Subject Re: [firebird-support] Re: Remote Database files
Author Helen Borrie
At 08:12 AM 16/11/2005 +0000, you wrote:

># ----------------------------
># Remove protection against opening databases on NFS mounted volumes

But this refers to RemoteFileOpenAbility, not ExternalFileAccess!! (which
has to do with external data files that can be declared internally as
database tables, totally unrelated to this issue!

RemoteFileOpenAbility refers to the Unix Network File System, not Windows
networking. Unlike Windows, Unix doesn't have "disks", just file-like
devices. RemoteFileOpenAbility was never a good idea, even on
Unix; although could be OK for mounting a read-only database for some purpose.

># ***WARNING*** ***WARNING*** ***WARNING*** ***WARNING***
># This option removes an important safety feature of Firebird and can
># cause irrecoverable database corruption. Do not use this option
># you understand the risks and are prepared to accept the loss of the
># contents of your database.

What this means in plain English is that, if you want to do something this
silly, go ahead. It will work on Linux, etc.
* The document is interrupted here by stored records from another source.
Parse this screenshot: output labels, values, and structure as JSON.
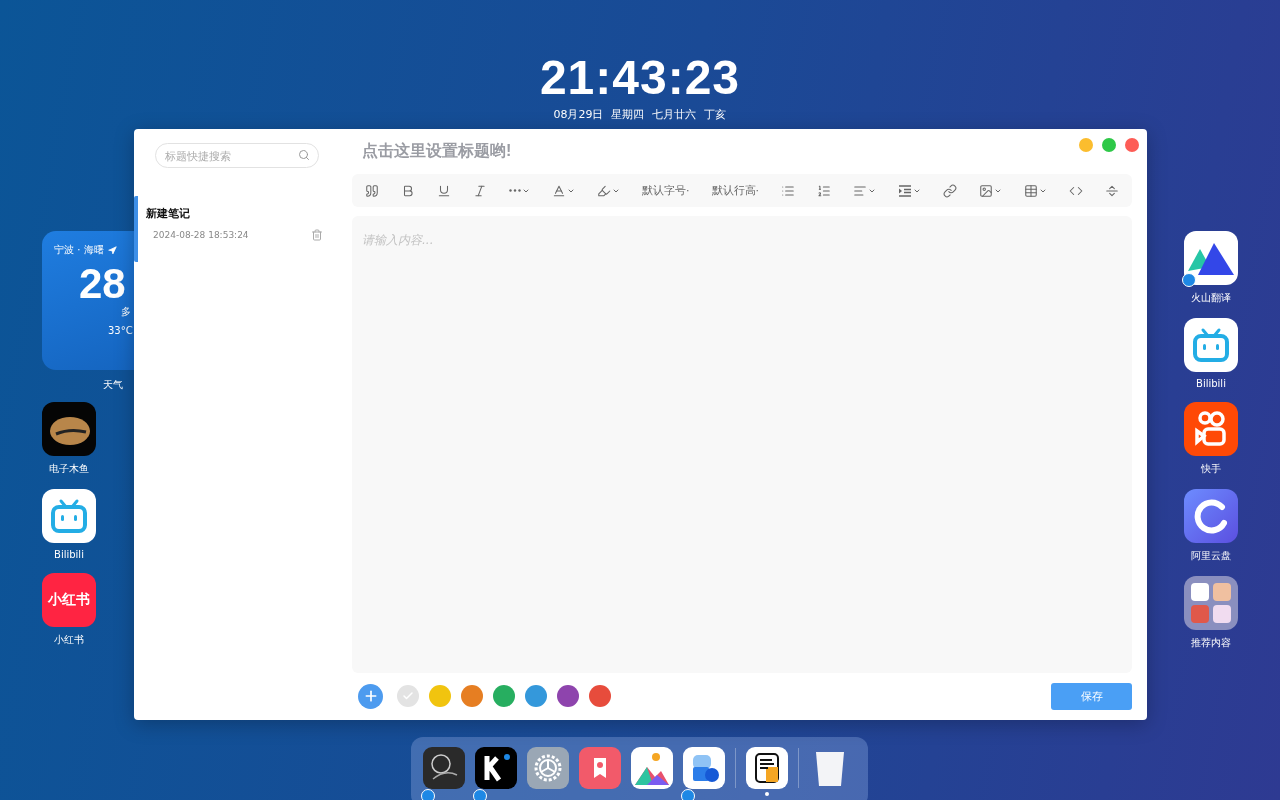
{
  "clock": {
    "time": "21:43:23",
    "date_parts": [
      "08月29日",
      "星期四",
      "七月廿六",
      "丁亥"
    ]
  },
  "weather": {
    "location": "宁波 · 海曙",
    "temperature": "28",
    "condition": "多",
    "range": "33°C",
    "label": "天气"
  },
  "left_apps": [
    {
      "label": "电子木鱼",
      "kind": "woodfish",
      "linked": false
    },
    {
      "label": "Bilibili",
      "kind": "tv",
      "linked": false
    },
    {
      "label": "小红书",
      "kind": "logo",
      "logo_text": "小红书",
      "linked": false
    }
  ],
  "right_apps": [
    {
      "label": "火山翻译",
      "kind": "translate",
      "linked": true
    },
    {
      "label": "Bilibili",
      "kind": "tv",
      "linked": false
    },
    {
      "label": "快手",
      "kind": "camera",
      "linked": false
    },
    {
      "label": "阿里云盘",
      "kind": "ring",
      "linked": false
    },
    {
      "label": "推荐内容",
      "kind": "folder",
      "linked": false
    }
  ],
  "window": {
    "title_placeholder": "点击这里设置标题哟!",
    "controls": [
      {
        "color": "#fbbd2e"
      },
      {
        "color": "#2ec848"
      },
      {
        "color": "#fd5c56"
      }
    ]
  },
  "sidebar": {
    "search": {
      "placeholder": "标题快捷搜索"
    },
    "notes": [
      {
        "title": "新建笔记",
        "time": "2024-08-28 18:53:24",
        "selected": true
      }
    ]
  },
  "toolbar": [
    {
      "kind": "quote",
      "caret": false
    },
    {
      "kind": "bold",
      "caret": false
    },
    {
      "kind": "underline",
      "caret": false
    },
    {
      "kind": "italic",
      "caret": false
    },
    {
      "kind": "more",
      "caret": true
    },
    {
      "kind": "font-color",
      "caret": true
    },
    {
      "kind": "back-color",
      "caret": true
    },
    {
      "kind": "text",
      "label": "默认字号·",
      "caret": false
    },
    {
      "kind": "text",
      "label": "默认行高·",
      "caret": false
    },
    {
      "kind": "bullet-list",
      "caret": false
    },
    {
      "kind": "numbered-list",
      "caret": false
    },
    {
      "kind": "align",
      "caret": true
    },
    {
      "kind": "indent",
      "caret": true
    },
    {
      "kind": "link",
      "caret": false
    },
    {
      "kind": "image",
      "caret": true
    },
    {
      "kind": "table",
      "caret": true
    },
    {
      "kind": "code",
      "caret": false
    },
    {
      "kind": "divider",
      "caret": false
    }
  ],
  "editor": {
    "placeholder": "请输入内容..."
  },
  "colors": [
    {
      "color": "#e3e3e3",
      "selected": true
    },
    {
      "color": "#f1c40f",
      "selected": false
    },
    {
      "color": "#e67e22",
      "selected": false
    },
    {
      "color": "#27ae60",
      "selected": false
    },
    {
      "color": "#3498db",
      "selected": false
    },
    {
      "color": "#8e44ad",
      "selected": false
    },
    {
      "color": "#e74c3c",
      "selected": false
    }
  ],
  "save_button": "保存",
  "dock": [
    {
      "kind": "sketch",
      "linked": true,
      "running": false
    },
    {
      "kind": "k",
      "linked": true,
      "running": false
    },
    {
      "kind": "gear",
      "linked": false,
      "running": false
    },
    {
      "kind": "bookmark",
      "linked": false,
      "running": false
    },
    {
      "kind": "mountains",
      "linked": false,
      "running": false
    },
    {
      "kind": "blocks",
      "linked": true,
      "running": false
    },
    {
      "kind": "separator"
    },
    {
      "kind": "notepad",
      "linked": false,
      "running": true
    },
    {
      "kind": "separator"
    },
    {
      "kind": "trash",
      "linked": false,
      "running": false
    }
  ]
}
># Unless this configuration option is changed from 0 to 1, Firebird
># open a database only if the database is stored on a drive
># attached to the local computer â€" the computer running that copy of
># Firebird. Requests for connections to databases stored on NFS
># drives are redirected to a Firebird server running on the computer
># "owns" the disk.
>"Unless this configuration option is changed from 0 to 1", means that
>if changed to 1, the option should allow Firebird to "open a database
>EVEN if the database is NOT stored on a drive physically
>attached to the local computer"...

But not on Windows.

>Am I getting this wrong?? Ok, I read all the warnings and I know what
>the risks are.. I'll try to avoid this situation and use local DB
>files. But, is this possible at all or the setting above is related
>to something else?
>If this is, however, possible what connection string should I use?

*If* your database server is hosted on Linux, then the connection string is
just like any connection string on Linux: it refers to the hostname that
is running the server and points to the NFS path. An NFS path is no
different to a local file system path on ***x.


You would use this path even if your clients were running on Windows.